DATA FOR PROCESSING Start Marker

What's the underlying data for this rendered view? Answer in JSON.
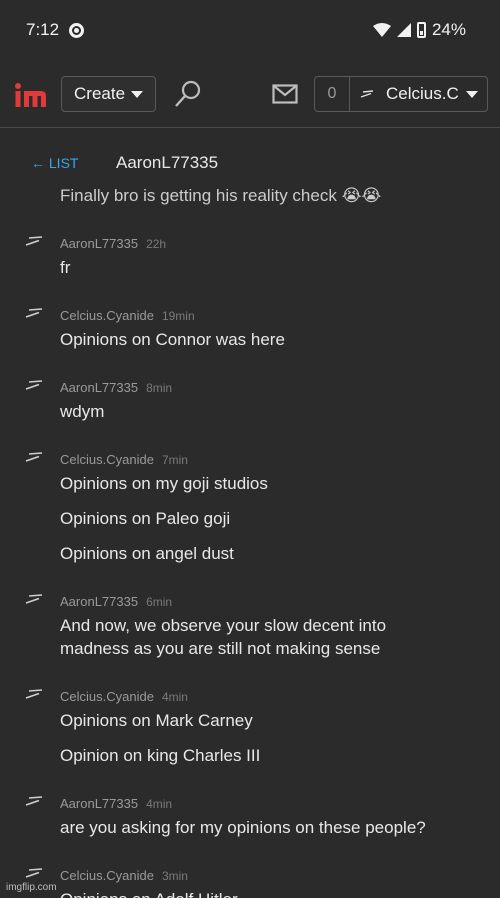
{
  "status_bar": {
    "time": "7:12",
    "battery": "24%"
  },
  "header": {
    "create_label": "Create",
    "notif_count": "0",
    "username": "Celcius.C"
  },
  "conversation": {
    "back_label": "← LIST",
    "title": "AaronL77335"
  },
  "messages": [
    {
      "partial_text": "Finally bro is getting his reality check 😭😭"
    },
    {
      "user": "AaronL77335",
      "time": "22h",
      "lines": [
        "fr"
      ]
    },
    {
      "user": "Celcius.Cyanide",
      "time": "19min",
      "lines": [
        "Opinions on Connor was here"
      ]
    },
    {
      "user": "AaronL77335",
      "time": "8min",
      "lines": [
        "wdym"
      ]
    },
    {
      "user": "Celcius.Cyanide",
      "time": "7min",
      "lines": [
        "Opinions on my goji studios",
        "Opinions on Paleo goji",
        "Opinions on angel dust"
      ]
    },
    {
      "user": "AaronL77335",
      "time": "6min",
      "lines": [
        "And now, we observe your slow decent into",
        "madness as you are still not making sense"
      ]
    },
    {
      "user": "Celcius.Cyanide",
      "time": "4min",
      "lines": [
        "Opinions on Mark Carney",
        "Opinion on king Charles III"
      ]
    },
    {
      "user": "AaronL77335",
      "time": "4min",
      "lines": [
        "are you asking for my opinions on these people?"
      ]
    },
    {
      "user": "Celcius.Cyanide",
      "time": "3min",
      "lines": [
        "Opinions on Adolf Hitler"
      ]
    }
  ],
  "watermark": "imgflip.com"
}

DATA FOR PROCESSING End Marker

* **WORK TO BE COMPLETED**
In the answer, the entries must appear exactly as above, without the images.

* **ANSWER**
What's the underlying data for this rendered view? Answer in JSON.
{
  "status_bar": {
    "time": "7:12",
    "battery": "24%"
  },
  "header": {
    "create_label": "Create",
    "notif_count": "0",
    "username": "Celcius.C"
  },
  "conversation": {
    "back_label": "← LIST",
    "title": "AaronL77335"
  },
  "messages": [
    {
      "partial_text": "Finally bro is getting his reality check 😭😭"
    },
    {
      "user": "AaronL77335",
      "time": "22h",
      "lines": [
        "fr"
      ]
    },
    {
      "user": "Celcius.Cyanide",
      "time": "19min",
      "lines": [
        "Opinions on Connor was here"
      ]
    },
    {
      "user": "AaronL77335",
      "time": "8min",
      "lines": [
        "wdym"
      ]
    },
    {
      "user": "Celcius.Cyanide",
      "time": "7min",
      "lines": [
        "Opinions on my goji studios",
        "Opinions on Paleo goji",
        "Opinions on angel dust"
      ]
    },
    {
      "user": "AaronL77335",
      "time": "6min",
      "lines": [
        "And now, we observe your slow decent into",
        "madness as you are still not making sense"
      ]
    },
    {
      "user": "Celcius.Cyanide",
      "time": "4min",
      "lines": [
        "Opinions on Mark Carney",
        "Opinion on king Charles III"
      ]
    },
    {
      "user": "AaronL77335",
      "time": "4min",
      "lines": [
        "are you asking for my opinions on these people?"
      ]
    },
    {
      "user": "Celcius.Cyanide",
      "time": "3min",
      "lines": [
        "Opinions on Adolf Hitler"
      ]
    }
  ],
  "watermark": "imgflip.com"
}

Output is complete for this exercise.